Liquid biopsy a promising tool for monitoring patients with bladder cancer
Detection of circulating tumour cells (CTCs), circulating tumour DNA (ctDNA) and microRNA (miRNA) using blood samples (liquid biopsy) instead of cancer tissue proved useful in detecting progression and predicting prognosis of patients with bladder cancer, according to data presented at the recent 15th Urological Association of Asia Congress (UAA 2017) held in Hong Kong.
“Tumour heterogeneity is a problem in profiling bladder cancer. This may be resolved by doing biopsies of multiple foci, but this is invasive for the patients. Liquid biopsy can provide a temporal, genetic landscape of the cancer in a less invasive manner,” said Dr Masayoshi Nagata of the Department of Urology, Juntendo University, Tokyo, Japan.
In a pilot study of 12 patients with bladder cancer, CTCs were detected by CytoQuest in 92 percent of the patients. There was no significant difference in the number of median CTCs before (median, 7; range 1–16) and after transurethral resection of bladder tumour (TUR-Bt) (median, 7; range 2–26). [Nagata M, et al, UAA 2017; http://www.abnova.com/products/CytoQuest-CR-M0014.html]
“These results demonstrated that performance of TUR-Bt did not cause dissemination of the tumour,” Nagata said.
In a study of 188 patients who underwent radical cystectomy (RC) without neoadjuvant chemotherapy, CTCs were noted to be present in 21 percent of patients. The detection of CTCs correlated with reduced recurrence-free survival (RFS) and cancer-specific survival (p≤0.016). [BJU Int 2017;119:854-861]
In another study, 11 percent of 403 bladder cancer patients who underwent RC were found to have FGFR3 and P1K3CA high mutated DNA in ctDNA analysis, which showed significant correlation with poor RFS (p=0.031). [Eur Urol 2017;71:961-969]
“The results of this study showed that ctDNA from patients with bladder cancer can be monitored for disease progression and detection of metastasis,” commented Nagata.
A retrospective pilot study of 377 samples from 12 patients with recurrent or progressive/metastatic bladder cancer showed significantly higher levels of ctDNA in plasma and urine before disease progression (p=0.032) vs patients with recurrent disease (p=1.3×10-6). [Eur Urol 2016;70:75-82]
In genome-wide analyses of serum miRNA in 207 patients with muscle-invasive bladder cancer (MIBC), low expression of the miRNAs miR-486-3p (p=0.002) and miR-103a-3p (p=0.034) was noted to be correlated to worse overall survival. [Oncotarget 2016;7:36733-36742]
“Serum miRNA signatures might have considerable clinical values in predicting and providing prognostic information in MIBC,” Nagata said.
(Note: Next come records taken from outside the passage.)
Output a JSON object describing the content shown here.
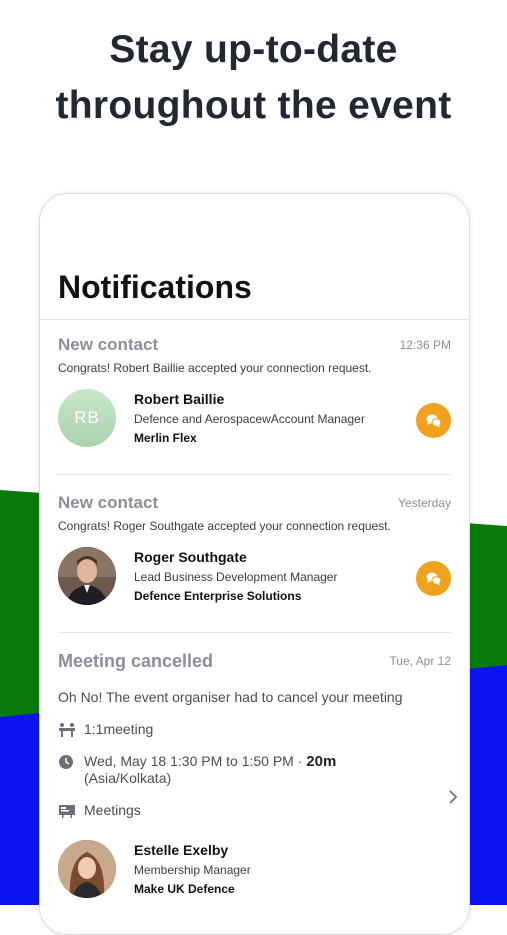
{
  "headline": {
    "line1": "Stay up-to-date",
    "line2": "throughout the event"
  },
  "screen": {
    "title": "Notifications",
    "notifications": [
      {
        "type": "New contact",
        "time": "12:36 PM",
        "message": "Congrats! Robert Baillie accepted your connection request.",
        "person": {
          "initials": "RB",
          "name": "Robert Baillie",
          "role": "Defence and AerospacewAccount Manager",
          "org": "Merlin Flex"
        }
      },
      {
        "type": "New contact",
        "time": "Yesterday",
        "message": "Congrats! Roger Southgate accepted your connection request.",
        "person": {
          "name": "Roger Southgate",
          "role": "Lead Business Development Manager",
          "org": "Defence Enterprise Solutions"
        }
      },
      {
        "type": "Meeting cancelled",
        "time": "Tue, Apr 12",
        "message": "Oh No! The event organiser had to cancel your meeting",
        "meeting_type": "1:1meeting",
        "datetime": "Wed, May 18 1:30 PM to 1:50 PM",
        "separator": "·",
        "duration": "20m",
        "timezone": "(Asia/Kolkata)",
        "location": "Meetings",
        "person": {
          "name": "Estelle Exelby",
          "role": "Membership Manager",
          "org": "Make UK Defence"
        }
      }
    ]
  },
  "colors": {
    "accent_orange": "#f0a21f",
    "bg_green": "#0a7a0a",
    "bg_blue": "#0a14f0"
  }
}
“Detection and quantification of CTCs, ctDNA and miRNA by liquid biopsy can temporally provide the genetic landscape of bladder cancer in a less invasive manner, although circulating biomarkers are not yet established in clinical practice… In the future, liquid biopsy will serve as a tool for the selection of effective precision medicine for bladder cancer patients,” he concluded.